=== Section Start ===
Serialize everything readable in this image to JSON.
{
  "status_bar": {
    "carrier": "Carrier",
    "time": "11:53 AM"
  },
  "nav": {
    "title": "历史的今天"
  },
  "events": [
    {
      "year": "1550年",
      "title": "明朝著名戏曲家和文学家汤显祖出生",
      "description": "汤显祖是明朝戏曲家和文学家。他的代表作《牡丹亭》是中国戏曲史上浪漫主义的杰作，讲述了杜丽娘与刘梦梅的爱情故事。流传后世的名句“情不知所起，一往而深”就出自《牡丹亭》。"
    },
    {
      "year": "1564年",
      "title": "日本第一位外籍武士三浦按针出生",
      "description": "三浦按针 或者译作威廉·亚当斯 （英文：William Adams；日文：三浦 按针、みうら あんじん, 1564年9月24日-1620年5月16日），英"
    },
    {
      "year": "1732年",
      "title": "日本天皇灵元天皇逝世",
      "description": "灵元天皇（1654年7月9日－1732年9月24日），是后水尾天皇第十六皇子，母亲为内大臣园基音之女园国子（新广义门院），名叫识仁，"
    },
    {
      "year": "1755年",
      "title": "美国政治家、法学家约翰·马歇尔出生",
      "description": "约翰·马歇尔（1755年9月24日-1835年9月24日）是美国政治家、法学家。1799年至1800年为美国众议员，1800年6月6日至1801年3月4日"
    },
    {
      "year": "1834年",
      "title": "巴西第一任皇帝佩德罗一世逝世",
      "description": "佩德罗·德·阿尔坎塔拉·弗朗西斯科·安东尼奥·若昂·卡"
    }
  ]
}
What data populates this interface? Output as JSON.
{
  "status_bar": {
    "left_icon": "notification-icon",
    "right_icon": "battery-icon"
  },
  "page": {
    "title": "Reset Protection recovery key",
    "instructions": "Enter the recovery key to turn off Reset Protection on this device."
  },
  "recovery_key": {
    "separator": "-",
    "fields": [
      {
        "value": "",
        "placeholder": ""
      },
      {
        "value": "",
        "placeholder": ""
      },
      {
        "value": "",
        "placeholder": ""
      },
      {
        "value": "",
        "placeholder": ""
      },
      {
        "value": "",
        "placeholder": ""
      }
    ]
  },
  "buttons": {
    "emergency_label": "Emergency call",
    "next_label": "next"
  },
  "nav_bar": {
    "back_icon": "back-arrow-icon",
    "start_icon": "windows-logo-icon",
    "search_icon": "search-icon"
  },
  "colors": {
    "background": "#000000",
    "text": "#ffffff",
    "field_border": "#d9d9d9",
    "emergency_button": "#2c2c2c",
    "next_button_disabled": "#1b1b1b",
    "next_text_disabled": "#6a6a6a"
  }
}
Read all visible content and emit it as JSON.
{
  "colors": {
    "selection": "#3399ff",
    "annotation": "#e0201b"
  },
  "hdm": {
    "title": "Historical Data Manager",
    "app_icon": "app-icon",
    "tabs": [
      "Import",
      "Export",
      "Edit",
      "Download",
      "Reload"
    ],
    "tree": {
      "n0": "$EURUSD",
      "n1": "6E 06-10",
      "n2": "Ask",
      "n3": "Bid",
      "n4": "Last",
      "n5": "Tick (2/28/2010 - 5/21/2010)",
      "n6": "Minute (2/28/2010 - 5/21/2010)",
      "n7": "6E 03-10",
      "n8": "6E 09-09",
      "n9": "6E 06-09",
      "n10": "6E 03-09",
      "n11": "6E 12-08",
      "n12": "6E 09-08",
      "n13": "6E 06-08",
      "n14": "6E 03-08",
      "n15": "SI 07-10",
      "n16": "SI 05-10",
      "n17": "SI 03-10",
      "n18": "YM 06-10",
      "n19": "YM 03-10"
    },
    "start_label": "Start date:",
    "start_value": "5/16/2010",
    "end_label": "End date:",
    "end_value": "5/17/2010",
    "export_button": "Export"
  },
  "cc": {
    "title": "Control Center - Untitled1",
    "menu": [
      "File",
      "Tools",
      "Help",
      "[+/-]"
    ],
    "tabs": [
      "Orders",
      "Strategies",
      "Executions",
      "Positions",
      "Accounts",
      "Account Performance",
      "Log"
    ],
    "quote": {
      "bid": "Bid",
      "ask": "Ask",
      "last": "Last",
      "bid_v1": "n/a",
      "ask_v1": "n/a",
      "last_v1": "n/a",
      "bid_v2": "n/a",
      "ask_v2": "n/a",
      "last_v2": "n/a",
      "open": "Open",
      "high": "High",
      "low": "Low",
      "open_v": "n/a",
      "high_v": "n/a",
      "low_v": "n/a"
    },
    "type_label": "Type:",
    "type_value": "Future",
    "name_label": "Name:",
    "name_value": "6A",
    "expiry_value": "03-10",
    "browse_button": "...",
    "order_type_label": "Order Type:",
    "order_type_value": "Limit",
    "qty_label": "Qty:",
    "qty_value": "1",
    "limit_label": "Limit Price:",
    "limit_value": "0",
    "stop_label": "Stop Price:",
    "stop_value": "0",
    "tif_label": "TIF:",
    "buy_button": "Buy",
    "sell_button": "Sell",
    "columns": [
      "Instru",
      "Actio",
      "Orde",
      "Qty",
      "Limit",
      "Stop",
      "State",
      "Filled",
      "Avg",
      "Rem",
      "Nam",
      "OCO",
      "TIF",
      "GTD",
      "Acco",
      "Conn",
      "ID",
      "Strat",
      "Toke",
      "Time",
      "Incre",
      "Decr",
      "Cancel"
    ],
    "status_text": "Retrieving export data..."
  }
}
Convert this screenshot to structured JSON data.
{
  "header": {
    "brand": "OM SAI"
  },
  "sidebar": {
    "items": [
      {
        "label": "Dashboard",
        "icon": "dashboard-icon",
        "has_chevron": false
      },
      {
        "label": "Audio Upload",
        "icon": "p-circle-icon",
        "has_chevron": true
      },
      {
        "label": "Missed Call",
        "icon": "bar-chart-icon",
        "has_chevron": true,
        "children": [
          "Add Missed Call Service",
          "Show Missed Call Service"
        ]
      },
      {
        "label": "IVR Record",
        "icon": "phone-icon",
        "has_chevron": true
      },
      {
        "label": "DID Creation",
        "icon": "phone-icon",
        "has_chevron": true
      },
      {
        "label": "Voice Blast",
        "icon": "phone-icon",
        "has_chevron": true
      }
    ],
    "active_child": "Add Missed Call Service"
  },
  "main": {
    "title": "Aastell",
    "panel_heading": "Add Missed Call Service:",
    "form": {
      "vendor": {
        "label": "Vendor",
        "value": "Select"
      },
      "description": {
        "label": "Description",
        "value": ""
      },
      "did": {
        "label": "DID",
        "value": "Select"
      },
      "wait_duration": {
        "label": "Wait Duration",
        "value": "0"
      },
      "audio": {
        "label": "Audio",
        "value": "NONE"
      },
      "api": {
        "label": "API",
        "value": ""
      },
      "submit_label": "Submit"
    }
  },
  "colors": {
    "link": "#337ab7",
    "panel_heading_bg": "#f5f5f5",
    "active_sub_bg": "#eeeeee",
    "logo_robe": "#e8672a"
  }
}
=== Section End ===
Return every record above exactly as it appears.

### Response below
Serialize everything readable in this image to JSON.
{
  "status_bar": {
    "carrier": "Carrier",
    "time": "11:53 AM"
  },
  "nav": {
    "title": "历史的今天"
  },
  "events": [
    {
      "year": "1550年",
      "title": "明朝著名戏曲家和文学家汤显祖出生",
      "description": "汤显祖是明朝戏曲家和文学家。他的代表作《牡丹亭》是中国戏曲史上浪漫主义的杰作，讲述了杜丽娘与刘梦梅的爱情故事。流传后世的名句“情不知所起，一往而深”就出自《牡丹亭》。"
    },
    {
      "year": "1564年",
      "title": "日本第一位外籍武士三浦按针出生",
      "description": "三浦按针 或者译作威廉·亚当斯 （英文：William Adams；日文：三浦 按针、みうら あんじん, 1564年9月24日-1620年5月16日），英"
    },
    {
      "year": "1732年",
      "title": "日本天皇灵元天皇逝世",
      "description": "灵元天皇（1654年7月9日－1732年9月24日），是后水尾天皇第十六皇子，母亲为内大臣园基音之女园国子（新广义门院），名叫识仁，"
    },
    {
      "year": "1755年",
      "title": "美国政治家、法学家约翰·马歇尔出生",
      "description": "约翰·马歇尔（1755年9月24日-1835年9月24日）是美国政治家、法学家。1799年至1800年为美国众议员，1800年6月6日至1801年3月4日"
    },
    {
      "year": "1834年",
      "title": "巴西第一任皇帝佩德罗一世逝世",
      "description": "佩德罗·德·阿尔坎塔拉·弗朗西斯科·安东尼奥·若昂·卡"
    }
  ]
}
What data populates this interface? Output as JSON.
{
  "status_bar": {
    "left_icon": "notification-icon",
    "right_icon": "battery-icon"
  },
  "page": {
    "title": "Reset Protection recovery key",
    "instructions": "Enter the recovery key to turn off Reset Protection on this device."
  },
  "recovery_key": {
    "separator": "-",
    "fields": [
      {
        "value": "",
        "placeholder": ""
      },
      {
        "value": "",
        "placeholder": ""
      },
      {
        "value": "",
        "placeholder": ""
      },
      {
        "value": "",
        "placeholder": ""
      },
      {
        "value": "",
        "placeholder": ""
      }
    ]
  },
  "buttons": {
    "emergency_label": "Emergency call",
    "next_label": "next"
  },
  "nav_bar": {
    "back_icon": "back-arrow-icon",
    "start_icon": "windows-logo-icon",
    "search_icon": "search-icon"
  },
  "colors": {
    "background": "#000000",
    "text": "#ffffff",
    "field_border": "#d9d9d9",
    "emergency_button": "#2c2c2c",
    "next_button_disabled": "#1b1b1b",
    "next_text_disabled": "#6a6a6a"
  }
}
Read all visible content and emit it as JSON.
{
  "colors": {
    "selection": "#3399ff",
    "annotation": "#e0201b"
  },
  "hdm": {
    "title": "Historical Data Manager",
    "app_icon": "app-icon",
    "tabs": [
      "Import",
      "Export",
      "Edit",
      "Download",
      "Reload"
    ],
    "tree": {
      "n0": "$EURUSD",
      "n1": "6E 06-10",
      "n2": "Ask",
      "n3": "Bid",
      "n4": "Last",
      "n5": "Tick (2/28/2010 - 5/21/2010)",
      "n6": "Minute (2/28/2010 - 5/21/2010)",
      "n7": "6E 03-10",
      "n8": "6E 09-09",
      "n9": "6E 06-09",
      "n10": "6E 03-09",
      "n11": "6E 12-08",
      "n12": "6E 09-08",
      "n13": "6E 06-08",
      "n14": "6E 03-08",
      "n15": "SI 07-10",
      "n16": "SI 05-10",
      "n17": "SI 03-10",
      "n18": "YM 06-10",
      "n19": "YM 03-10"
    },
    "start_label": "Start date:",
    "start_value": "5/16/2010",
    "end_label": "End date:",
    "end_value": "5/17/2010",
    "export_button": "Export"
  },
  "cc": {
    "title": "Control Center - Untitled1",
    "menu": [
      "File",
      "Tools",
      "Help",
      "[+/-]"
    ],
    "tabs": [
      "Orders",
      "Strategies",
      "Executions",
      "Positions",
      "Accounts",
      "Account Performance",
      "Log"
    ],
    "quote": {
      "bid": "Bid",
      "ask": "Ask",
      "last": "Last",
      "bid_v1": "n/a",
      "ask_v1": "n/a",
      "last_v1": "n/a",
      "bid_v2": "n/a",
      "ask_v2": "n/a",
      "last_v2": "n/a",
      "open": "Open",
      "high": "High",
      "low": "Low",
      "open_v": "n/a",
      "high_v": "n/a",
      "low_v": "n/a"
    },
    "type_label": "Type:",
    "type_value": "Future",
    "name_label": "Name:",
    "name_value": "6A",
    "expiry_value": "03-10",
    "browse_button": "...",
    "order_type_label": "Order Type:",
    "order_type_value": "Limit",
    "qty_label": "Qty:",
    "qty_value": "1",
    "limit_label": "Limit Price:",
    "limit_value": "0",
    "stop_label": "Stop Price:",
    "stop_value": "0",
    "tif_label": "TIF:",
    "buy_button": "Buy",
    "sell_button": "Sell",
    "columns": [
      "Instru",
      "Actio",
      "Orde",
      "Qty",
      "Limit",
      "Stop",
      "State",
      "Filled",
      "Avg",
      "Rem",
      "Nam",
      "OCO",
      "TIF",
      "GTD",
      "Acco",
      "Conn",
      "ID",
      "Strat",
      "Toke",
      "Time",
      "Incre",
      "Decr",
      "Cancel"
    ],
    "status_text": "Retrieving export data..."
  }
}
Convert this screenshot to structured JSON data.
{
  "header": {
    "brand": "OM SAI"
  },
  "sidebar": {
    "items": [
      {
        "label": "Dashboard",
        "icon": "dashboard-icon",
        "has_chevron": false
      },
      {
        "label": "Audio Upload",
        "icon": "p-circle-icon",
        "has_chevron": true
      },
      {
        "label": "Missed Call",
        "icon": "bar-chart-icon",
        "has_chevron": true,
        "children": [
          "Add Missed Call Service",
          "Show Missed Call Service"
        ]
      },
      {
        "label": "IVR Record",
        "icon": "phone-icon",
        "has_chevron": true
      },
      {
        "label": "DID Creation",
        "icon": "phone-icon",
        "has_chevron": true
      },
      {
        "label": "Voice Blast",
        "icon": "phone-icon",
        "has_chevron": true
      }
    ],
    "active_child": "Add Missed Call Service"
  },
  "main": {
    "title": "Aastell",
    "panel_heading": "Add Missed Call Service:",
    "form": {
      "vendor": {
        "label": "Vendor",
        "value": "Select"
      },
      "description": {
        "label": "Description",
        "value": ""
      },
      "did": {
        "label": "DID",
        "value": "Select"
      },
      "wait_duration": {
        "label": "Wait Duration",
        "value": "0"
      },
      "audio": {
        "label": "Audio",
        "value": "NONE"
      },
      "api": {
        "label": "API",
        "value": ""
      },
      "submit_label": "Submit"
    }
  },
  "colors": {
    "link": "#337ab7",
    "panel_heading_bg": "#f5f5f5",
    "active_sub_bg": "#eeeeee",
    "logo_robe": "#e8672a"
  }
}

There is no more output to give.